Signets & Cyphers
Signet Ring Specialists
Associated with the sun in ancient Egypt and frequently used in jewellery and the decorative arts in the ancient world. Cornelian / Carnelian artifacts were recovered during excavations of Bronze age Minoan civilization at Knossos Crete.
The jewellers gemstone from antiquity called ‘cornelian’ is also more widely known as carnelian in the USA and many countries. Both terminologies are correct of course and they are the same gemstone. The Oxford English Dictionary refers to ‘cornelian’ as originating from the Mediaeval Latin word Corneolus (meaning similar to the Cornel Cherry) but at some stage in history the word become popularised as Carnelian (from Carne = Meat coloured!) Call us old fashioned or maybe we have read too much into the derivation but we prefer the association with cherry red and the original etymology so refer to our gemstones as cornelian rather than carnelian.
Cornelian is highly recommended as suitable for seal engraving as it is generally a hard stone of high and consistent density. Excellent quality engravings can be achieved on carnelian and they are less likely to crack if subject to shock impact.
Example of a cushion shaped cornelian ring, seal engraved with a family crest.

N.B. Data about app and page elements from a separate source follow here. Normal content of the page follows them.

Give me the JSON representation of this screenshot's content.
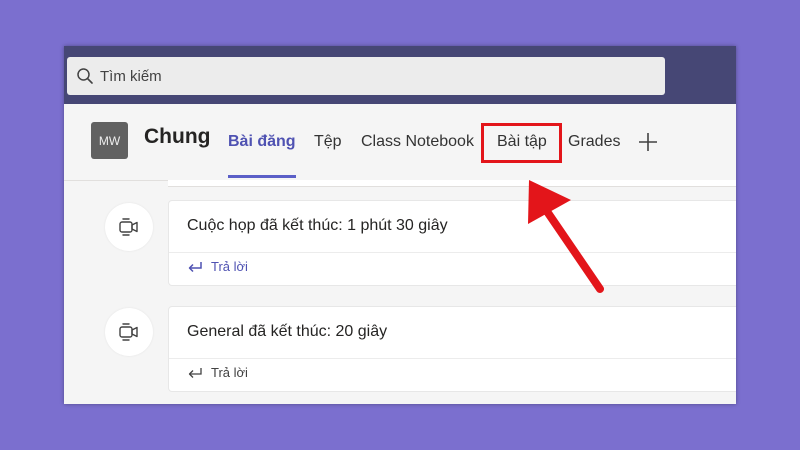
{
  "search": {
    "placeholder": "Tìm kiếm"
  },
  "header": {
    "avatar_initials": "MW",
    "team_name": "Chung",
    "tabs": [
      {
        "label": "Bài đăng",
        "active": true
      },
      {
        "label": "Tệp",
        "active": false
      },
      {
        "label": "Class Notebook",
        "active": false
      },
      {
        "label": "Bài tập",
        "active": false
      },
      {
        "label": "Grades",
        "active": false
      }
    ],
    "add_tab_icon": "plus-icon"
  },
  "posts": [
    {
      "icon": "video-meeting-icon",
      "title": "Cuộc họp đã kết thúc: 1 phút 30 giây",
      "reply_label": "Trả lời"
    },
    {
      "icon": "video-meeting-icon",
      "title": "General đã kết thúc: 20 giây",
      "reply_label": "Trả lời"
    }
  ],
  "annotation": {
    "highlight_color": "#e3151a",
    "arrow_color": "#e3151a"
  },
  "colors": {
    "background": "#7b6fcf",
    "topbar": "#464775",
    "accent": "#5b5fc7"
  }
}
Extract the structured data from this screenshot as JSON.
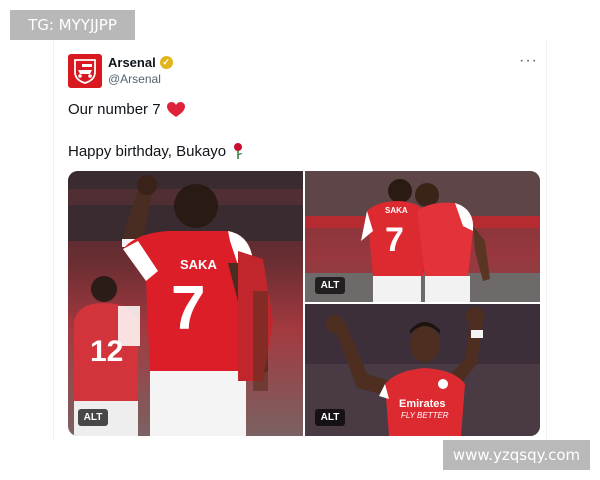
{
  "watermarks": {
    "top": "TG: MYYJJPP",
    "bottom": "www.yzqsqy.com"
  },
  "tweet": {
    "account_name": "Arsenal",
    "handle": "@Arsenal",
    "more_label": "···",
    "text_line1": "Our number 7",
    "text_line2": "Happy birthday, Bukayo",
    "icons": [
      "arsenal-crest-icon",
      "verified-badge-icon",
      "more-options-icon",
      "red-heart-icon",
      "rose-icon"
    ]
  },
  "media": {
    "images": [
      {
        "alt_label": "ALT",
        "shirt_name": "SAKA",
        "shirt_number": "7",
        "second_number": "12"
      },
      {
        "alt_label": "ALT",
        "shirt_name": "SAKA",
        "shirt_number": "7"
      },
      {
        "alt_label": "ALT",
        "sponsor_line1": "Emirates",
        "sponsor_line2": "FLY BETTER"
      }
    ]
  },
  "colors": {
    "brand_red": "#db0007",
    "verified_gold": "#e2b419",
    "text": "#0f1419",
    "handle_gray": "#536471"
  }
}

Example of a cornelian ring. Seal engraving in cornelian produces amazing detail.
Cornelian stones are usually quite consistent in colour and tend to look like a terracotta / cherry red although some cornelian can be a lighter orange sort of red.

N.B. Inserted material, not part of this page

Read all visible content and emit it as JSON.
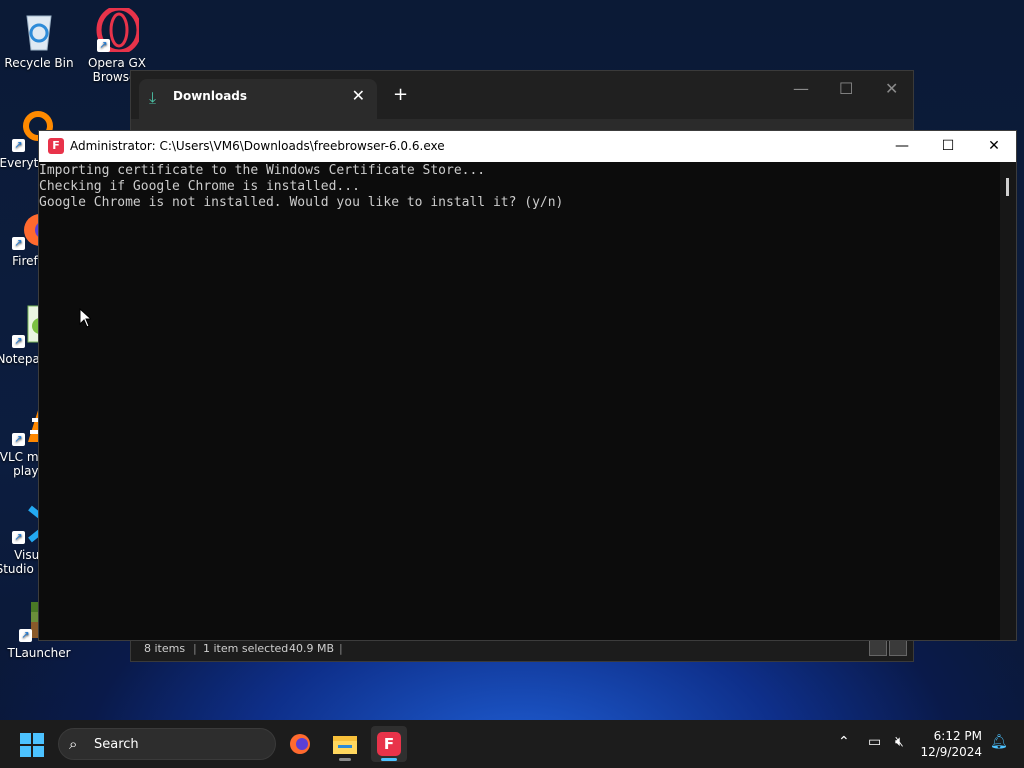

It is always difficult to tell from our photographs on the site due to the light bouncing off and through the stone when we photograph, also the colour settings on anyone’s computer might be different so please be aware that the stone in your ring might be a slightly different colour red than the ones shown on our site.

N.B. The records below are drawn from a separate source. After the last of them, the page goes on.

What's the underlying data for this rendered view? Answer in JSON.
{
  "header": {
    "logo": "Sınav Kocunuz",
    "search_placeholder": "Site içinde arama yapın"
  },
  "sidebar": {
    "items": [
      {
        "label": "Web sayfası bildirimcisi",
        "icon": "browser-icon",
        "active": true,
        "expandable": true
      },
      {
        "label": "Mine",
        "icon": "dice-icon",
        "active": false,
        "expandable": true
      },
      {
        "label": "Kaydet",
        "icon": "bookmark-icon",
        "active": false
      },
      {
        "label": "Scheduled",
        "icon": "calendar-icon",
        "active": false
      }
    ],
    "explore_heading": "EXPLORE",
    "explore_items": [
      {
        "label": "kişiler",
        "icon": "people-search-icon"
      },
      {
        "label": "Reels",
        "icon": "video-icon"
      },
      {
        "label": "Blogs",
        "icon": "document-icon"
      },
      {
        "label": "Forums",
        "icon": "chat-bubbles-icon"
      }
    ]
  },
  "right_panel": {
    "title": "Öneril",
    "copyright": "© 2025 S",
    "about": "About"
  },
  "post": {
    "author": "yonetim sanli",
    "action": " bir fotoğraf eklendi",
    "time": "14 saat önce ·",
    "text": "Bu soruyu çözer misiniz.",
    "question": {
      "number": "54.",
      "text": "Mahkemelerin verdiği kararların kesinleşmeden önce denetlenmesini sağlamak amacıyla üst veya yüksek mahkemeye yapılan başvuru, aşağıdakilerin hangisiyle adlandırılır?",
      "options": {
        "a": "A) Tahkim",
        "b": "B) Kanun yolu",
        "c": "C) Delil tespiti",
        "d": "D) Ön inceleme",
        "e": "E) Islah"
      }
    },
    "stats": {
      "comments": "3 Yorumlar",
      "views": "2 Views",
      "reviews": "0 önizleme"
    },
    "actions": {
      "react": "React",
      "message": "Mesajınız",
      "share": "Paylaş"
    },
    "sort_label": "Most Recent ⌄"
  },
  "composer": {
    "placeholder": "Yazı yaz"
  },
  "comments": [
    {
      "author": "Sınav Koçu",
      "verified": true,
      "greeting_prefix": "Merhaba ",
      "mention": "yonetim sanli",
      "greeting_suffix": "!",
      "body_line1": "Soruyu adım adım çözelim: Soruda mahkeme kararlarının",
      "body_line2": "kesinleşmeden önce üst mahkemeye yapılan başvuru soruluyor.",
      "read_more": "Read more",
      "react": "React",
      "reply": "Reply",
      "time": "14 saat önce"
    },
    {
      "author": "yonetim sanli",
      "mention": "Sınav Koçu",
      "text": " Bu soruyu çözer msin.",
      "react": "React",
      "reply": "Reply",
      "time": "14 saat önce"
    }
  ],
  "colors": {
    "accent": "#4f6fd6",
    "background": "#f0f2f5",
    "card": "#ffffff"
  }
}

Example of a cornelian ring seal engraved with a griffon crest.